A gaming manager is an employee of a casino or other gaming establishment, and he or she is responsible for overseeing the gaming functions on a day-to-day basis. The job may involve interacting with gamers, managing dealers within a pit or gaming area, managing money coming in and going out, and keeping track of schedules. If you want to become a gaming manager, you will likely need to start by becoming a dealer, server, or even a bartender at a gaming establishment, as most people who become a gaming manager work their way up through the ranks.
You will also likely need a high school diploma or equivalent qualification in order to become a gaming manager. Basic math and communication skills will be necessary when you become a dealer or other employee, and these skills become even more important when you become a gaming manager. Some gaming establishments, in fact, will require you to earn an associate's or even a bachelor's degree if you want to get a job as a manager, as exceptional organizational skills in addition to math skills will be very important. You should also be prepared to undergo regular background checks both before and during your tenure as an employee of a gaming establishment.
The best way to become a gaming manager is to secure employment at a casino or other gaming institution in any position. While working that job, you will need to exhibit the qualities an employer will look for in a potential gaming manager: you will need to be trustworthy, attentive, organized, and genuinely enthusiastic about the industry. Starting as a dealer will give you some of the skills you need to become a gaming manager, and you will become familiar with the general rules, regulations, and policies of that gaming institution. You will also need to get a license to work in a managerial capacity. This can be done while you are a dealer, or even before.

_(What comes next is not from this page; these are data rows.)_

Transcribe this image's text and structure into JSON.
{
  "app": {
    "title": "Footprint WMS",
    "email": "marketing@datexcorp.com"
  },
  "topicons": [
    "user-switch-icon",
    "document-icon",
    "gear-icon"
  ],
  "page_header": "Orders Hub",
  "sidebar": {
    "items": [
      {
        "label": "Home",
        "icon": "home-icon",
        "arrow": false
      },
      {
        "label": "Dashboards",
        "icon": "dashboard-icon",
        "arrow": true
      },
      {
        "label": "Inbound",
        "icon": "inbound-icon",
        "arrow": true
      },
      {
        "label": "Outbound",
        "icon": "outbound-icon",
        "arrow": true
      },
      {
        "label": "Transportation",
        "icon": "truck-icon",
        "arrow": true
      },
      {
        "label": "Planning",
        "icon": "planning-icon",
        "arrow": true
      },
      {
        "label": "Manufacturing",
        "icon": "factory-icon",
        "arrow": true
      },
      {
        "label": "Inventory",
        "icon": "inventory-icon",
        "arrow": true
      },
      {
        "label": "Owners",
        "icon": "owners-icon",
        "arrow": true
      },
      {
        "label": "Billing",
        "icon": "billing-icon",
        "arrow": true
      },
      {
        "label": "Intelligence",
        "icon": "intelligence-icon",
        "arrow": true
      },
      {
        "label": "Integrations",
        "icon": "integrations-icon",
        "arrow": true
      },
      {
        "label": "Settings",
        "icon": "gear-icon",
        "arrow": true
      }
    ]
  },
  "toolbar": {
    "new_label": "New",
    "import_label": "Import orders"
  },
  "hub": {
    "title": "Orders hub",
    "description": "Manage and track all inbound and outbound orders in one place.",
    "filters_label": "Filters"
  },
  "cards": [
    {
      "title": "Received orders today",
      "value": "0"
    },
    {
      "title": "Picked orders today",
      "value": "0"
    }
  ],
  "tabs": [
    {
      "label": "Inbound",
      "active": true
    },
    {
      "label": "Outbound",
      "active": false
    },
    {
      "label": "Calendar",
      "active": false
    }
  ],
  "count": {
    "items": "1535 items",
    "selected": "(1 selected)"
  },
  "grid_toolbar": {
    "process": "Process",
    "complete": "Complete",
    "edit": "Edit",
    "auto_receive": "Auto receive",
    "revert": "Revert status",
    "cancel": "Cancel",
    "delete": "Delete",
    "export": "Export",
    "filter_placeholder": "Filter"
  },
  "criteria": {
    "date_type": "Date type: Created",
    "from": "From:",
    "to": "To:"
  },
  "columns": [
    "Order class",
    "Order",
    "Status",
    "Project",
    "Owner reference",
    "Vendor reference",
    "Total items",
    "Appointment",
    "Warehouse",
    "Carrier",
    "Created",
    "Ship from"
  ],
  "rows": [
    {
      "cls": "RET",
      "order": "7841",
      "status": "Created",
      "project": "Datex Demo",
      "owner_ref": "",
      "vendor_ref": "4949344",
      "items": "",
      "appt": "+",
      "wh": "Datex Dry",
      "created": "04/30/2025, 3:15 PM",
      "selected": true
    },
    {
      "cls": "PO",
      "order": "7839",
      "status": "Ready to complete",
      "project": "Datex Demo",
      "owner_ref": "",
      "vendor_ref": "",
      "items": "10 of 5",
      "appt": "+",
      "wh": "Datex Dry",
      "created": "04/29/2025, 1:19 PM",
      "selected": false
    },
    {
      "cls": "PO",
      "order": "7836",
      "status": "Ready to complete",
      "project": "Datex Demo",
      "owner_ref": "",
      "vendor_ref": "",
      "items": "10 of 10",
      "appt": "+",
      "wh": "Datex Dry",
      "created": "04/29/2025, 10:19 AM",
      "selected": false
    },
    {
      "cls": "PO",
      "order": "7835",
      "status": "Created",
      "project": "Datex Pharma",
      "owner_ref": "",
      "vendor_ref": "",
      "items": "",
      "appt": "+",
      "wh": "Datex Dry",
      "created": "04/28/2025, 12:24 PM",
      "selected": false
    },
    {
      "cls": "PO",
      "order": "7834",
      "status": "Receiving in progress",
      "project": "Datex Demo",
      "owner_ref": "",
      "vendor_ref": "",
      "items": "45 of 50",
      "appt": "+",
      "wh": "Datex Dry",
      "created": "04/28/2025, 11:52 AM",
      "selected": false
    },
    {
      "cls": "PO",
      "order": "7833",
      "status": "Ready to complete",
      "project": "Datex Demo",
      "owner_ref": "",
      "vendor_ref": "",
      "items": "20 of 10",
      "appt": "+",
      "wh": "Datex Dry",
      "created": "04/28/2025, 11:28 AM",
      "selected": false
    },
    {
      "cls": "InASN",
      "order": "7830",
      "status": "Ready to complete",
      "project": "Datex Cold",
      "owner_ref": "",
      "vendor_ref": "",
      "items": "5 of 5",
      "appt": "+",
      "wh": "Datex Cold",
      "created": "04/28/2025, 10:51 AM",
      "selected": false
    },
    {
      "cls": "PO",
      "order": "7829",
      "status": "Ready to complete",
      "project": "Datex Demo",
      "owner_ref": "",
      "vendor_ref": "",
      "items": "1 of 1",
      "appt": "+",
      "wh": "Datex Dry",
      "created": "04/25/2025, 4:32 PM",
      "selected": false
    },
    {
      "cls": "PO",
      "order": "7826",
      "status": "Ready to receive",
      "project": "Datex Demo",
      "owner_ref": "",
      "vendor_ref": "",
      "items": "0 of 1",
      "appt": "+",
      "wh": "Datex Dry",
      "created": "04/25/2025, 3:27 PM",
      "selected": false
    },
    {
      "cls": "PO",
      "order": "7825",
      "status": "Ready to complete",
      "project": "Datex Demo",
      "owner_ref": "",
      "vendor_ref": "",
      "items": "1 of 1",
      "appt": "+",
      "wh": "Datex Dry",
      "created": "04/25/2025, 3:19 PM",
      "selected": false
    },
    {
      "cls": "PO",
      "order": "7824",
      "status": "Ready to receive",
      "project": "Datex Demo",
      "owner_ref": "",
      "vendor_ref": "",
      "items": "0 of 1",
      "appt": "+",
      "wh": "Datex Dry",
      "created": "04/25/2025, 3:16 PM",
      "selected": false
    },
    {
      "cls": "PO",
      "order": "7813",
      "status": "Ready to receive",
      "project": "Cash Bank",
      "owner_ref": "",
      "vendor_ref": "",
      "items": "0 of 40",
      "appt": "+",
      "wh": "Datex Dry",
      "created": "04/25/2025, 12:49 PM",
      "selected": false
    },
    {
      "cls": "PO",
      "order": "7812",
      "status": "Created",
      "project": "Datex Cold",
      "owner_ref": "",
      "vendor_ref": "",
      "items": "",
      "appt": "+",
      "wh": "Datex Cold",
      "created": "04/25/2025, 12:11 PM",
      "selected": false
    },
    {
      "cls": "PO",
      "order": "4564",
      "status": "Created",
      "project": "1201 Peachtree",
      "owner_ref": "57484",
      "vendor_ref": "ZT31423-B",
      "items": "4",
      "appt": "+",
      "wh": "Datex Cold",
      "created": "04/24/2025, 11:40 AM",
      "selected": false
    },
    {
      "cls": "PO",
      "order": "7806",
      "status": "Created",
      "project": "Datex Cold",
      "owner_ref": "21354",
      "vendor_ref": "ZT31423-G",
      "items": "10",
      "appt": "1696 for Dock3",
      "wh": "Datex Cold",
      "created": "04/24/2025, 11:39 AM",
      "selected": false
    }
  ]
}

You may end up working as an assistant manager or other assistant position before you become a gaming manager. This is a good opportunity to learn the necessary skills and hone your ability to manage chips and cash, monitor gaming areas, manage schedules, and undertake any other duty that may fall on the gaming manager. it is important to stay out of trouble, too: regular background checks means your employer will know if you have been arrested or have otherwise gotten into trouble, which may be grounds for firing in many gaming institutions.